Department Chair

Andrew D. Nicholls, Ph.D., Chair and Professor of History

Date of Award


Access Control

Open Access

Degree Name

Museum Studies, M.A.


History and Social Studies Education Department


Noelle Wiedemer

First Reader

Noelle Wiedemer

Second Reader

Dr. Cynthia Conides
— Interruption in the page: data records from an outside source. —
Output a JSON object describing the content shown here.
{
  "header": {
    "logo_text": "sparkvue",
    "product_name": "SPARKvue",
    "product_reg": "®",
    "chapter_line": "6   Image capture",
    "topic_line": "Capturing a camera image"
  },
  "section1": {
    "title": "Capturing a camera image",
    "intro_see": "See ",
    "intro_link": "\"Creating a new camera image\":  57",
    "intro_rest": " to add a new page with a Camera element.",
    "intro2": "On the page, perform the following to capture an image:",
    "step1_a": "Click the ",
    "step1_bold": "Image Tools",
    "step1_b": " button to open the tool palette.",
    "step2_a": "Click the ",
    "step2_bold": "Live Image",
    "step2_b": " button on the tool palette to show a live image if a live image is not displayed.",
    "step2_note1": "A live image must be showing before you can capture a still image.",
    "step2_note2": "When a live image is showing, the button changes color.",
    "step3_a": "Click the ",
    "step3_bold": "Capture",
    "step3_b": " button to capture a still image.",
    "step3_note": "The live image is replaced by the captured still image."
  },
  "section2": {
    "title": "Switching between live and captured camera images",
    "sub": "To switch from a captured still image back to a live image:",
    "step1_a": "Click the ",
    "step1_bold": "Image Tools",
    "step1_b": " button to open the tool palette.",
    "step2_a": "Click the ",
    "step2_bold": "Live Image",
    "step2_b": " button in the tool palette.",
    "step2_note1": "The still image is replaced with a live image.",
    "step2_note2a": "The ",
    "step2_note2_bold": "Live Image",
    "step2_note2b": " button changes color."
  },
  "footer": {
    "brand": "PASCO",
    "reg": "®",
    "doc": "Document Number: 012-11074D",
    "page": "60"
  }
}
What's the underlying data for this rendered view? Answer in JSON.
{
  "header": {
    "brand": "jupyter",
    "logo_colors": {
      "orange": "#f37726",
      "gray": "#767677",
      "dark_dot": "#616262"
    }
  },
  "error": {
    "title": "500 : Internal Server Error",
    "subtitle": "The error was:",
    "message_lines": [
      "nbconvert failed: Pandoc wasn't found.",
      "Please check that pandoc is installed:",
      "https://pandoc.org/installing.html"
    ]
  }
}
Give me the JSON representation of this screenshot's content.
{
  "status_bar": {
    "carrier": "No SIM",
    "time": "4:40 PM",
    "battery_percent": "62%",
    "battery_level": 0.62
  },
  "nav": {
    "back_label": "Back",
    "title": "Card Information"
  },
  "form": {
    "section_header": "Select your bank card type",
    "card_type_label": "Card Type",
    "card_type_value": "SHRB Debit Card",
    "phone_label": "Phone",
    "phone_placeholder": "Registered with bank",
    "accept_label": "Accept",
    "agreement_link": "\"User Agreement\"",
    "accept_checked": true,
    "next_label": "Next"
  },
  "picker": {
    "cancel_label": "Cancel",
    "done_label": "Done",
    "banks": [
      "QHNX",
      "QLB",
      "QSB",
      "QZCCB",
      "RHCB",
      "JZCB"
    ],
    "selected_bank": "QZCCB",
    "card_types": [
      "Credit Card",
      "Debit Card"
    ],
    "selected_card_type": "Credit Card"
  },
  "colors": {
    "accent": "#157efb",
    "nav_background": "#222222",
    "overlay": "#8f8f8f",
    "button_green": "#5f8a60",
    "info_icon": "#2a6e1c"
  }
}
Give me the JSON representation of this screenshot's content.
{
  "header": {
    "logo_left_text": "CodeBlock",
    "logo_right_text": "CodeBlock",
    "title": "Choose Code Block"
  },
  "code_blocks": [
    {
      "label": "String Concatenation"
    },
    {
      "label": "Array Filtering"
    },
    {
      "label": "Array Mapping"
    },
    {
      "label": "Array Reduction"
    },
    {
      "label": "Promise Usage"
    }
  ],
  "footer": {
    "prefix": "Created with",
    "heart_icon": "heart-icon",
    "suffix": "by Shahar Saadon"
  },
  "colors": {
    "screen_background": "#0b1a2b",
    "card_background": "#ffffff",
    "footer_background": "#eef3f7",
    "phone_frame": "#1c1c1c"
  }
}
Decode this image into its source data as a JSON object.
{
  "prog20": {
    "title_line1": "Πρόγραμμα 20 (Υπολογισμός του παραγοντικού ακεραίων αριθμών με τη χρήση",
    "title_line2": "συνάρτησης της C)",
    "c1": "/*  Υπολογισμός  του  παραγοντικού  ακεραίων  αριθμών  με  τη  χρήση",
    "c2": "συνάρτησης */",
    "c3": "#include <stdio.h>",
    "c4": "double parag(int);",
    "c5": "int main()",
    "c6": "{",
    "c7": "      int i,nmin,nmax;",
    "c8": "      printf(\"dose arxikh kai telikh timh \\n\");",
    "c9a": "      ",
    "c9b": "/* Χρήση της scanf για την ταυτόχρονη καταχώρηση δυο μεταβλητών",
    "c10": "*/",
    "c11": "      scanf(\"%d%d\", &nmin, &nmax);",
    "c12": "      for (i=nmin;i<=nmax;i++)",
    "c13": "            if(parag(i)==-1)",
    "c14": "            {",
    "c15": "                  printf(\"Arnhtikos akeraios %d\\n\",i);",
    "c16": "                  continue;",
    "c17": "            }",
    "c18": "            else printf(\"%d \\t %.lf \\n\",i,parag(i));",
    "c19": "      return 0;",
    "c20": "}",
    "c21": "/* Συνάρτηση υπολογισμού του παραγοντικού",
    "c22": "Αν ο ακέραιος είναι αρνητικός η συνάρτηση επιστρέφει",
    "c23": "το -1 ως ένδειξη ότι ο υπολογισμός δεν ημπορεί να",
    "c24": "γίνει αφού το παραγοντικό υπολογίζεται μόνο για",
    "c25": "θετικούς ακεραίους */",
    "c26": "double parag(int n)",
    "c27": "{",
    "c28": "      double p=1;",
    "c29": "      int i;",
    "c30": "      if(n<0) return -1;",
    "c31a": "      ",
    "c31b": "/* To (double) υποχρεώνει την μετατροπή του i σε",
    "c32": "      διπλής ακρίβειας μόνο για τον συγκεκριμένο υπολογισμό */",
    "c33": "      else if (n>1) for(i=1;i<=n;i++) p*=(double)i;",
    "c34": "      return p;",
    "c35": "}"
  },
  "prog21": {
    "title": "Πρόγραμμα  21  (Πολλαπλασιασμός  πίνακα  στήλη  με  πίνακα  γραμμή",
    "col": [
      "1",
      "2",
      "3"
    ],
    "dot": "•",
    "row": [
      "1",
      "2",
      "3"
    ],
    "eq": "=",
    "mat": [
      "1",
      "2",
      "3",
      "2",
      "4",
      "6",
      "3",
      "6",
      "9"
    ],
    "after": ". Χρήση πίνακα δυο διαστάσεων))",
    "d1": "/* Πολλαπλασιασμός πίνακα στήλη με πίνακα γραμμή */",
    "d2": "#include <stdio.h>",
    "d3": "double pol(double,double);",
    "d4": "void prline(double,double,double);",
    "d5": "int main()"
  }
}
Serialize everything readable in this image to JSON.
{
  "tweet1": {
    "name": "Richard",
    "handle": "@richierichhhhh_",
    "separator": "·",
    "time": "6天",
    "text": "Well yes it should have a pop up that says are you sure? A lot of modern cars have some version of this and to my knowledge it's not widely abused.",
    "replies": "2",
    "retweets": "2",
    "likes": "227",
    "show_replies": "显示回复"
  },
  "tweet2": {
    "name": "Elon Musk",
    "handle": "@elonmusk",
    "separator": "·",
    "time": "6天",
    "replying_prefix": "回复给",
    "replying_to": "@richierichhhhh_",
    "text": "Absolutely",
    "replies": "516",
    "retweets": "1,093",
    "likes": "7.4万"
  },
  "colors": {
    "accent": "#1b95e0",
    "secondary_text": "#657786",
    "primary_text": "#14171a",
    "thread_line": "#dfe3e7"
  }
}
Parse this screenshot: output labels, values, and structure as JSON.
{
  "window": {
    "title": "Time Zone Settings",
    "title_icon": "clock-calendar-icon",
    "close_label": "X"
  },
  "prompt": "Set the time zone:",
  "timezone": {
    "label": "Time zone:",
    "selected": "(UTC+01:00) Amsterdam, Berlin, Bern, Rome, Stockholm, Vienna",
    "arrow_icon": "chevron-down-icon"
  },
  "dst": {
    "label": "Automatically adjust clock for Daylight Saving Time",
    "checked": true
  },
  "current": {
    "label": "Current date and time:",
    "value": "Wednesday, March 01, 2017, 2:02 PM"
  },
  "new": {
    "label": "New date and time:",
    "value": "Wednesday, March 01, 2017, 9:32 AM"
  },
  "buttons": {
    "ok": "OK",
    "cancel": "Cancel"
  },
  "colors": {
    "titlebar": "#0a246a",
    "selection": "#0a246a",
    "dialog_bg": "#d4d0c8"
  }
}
The purpose of this thesis is to discuss museum policies regarding toxic materials used in the creation of an object or added to it as a preservation or pesticide technique. After surveying different museums, it has been found that many museums are unaware of what parts of their collections contain toxic materials. Because of this unfamiliarity with the danger these materials might pose, many museums to not have policies in place regarding them. Toxins in collection items may pose a threat to museum staff who are working with them on a day to day basis. Toxic materials are prevalent in any number of collections: this thesis focuses on three areas where toxic materials play a major part in the creation or their prolonging their life in museums. Lack of documentation of toxic materials in museum collection records can lead to mishandling of objects containing toxic materials and the potential for contamination by museum staff. This thesis argues that museums need to create safety plans that identify the toxic materials found in their collections, and develop training protocols to educate and protect staff members handling these objects, including providing protective equipment that will allow staff members to handle toxins without fear of contamination.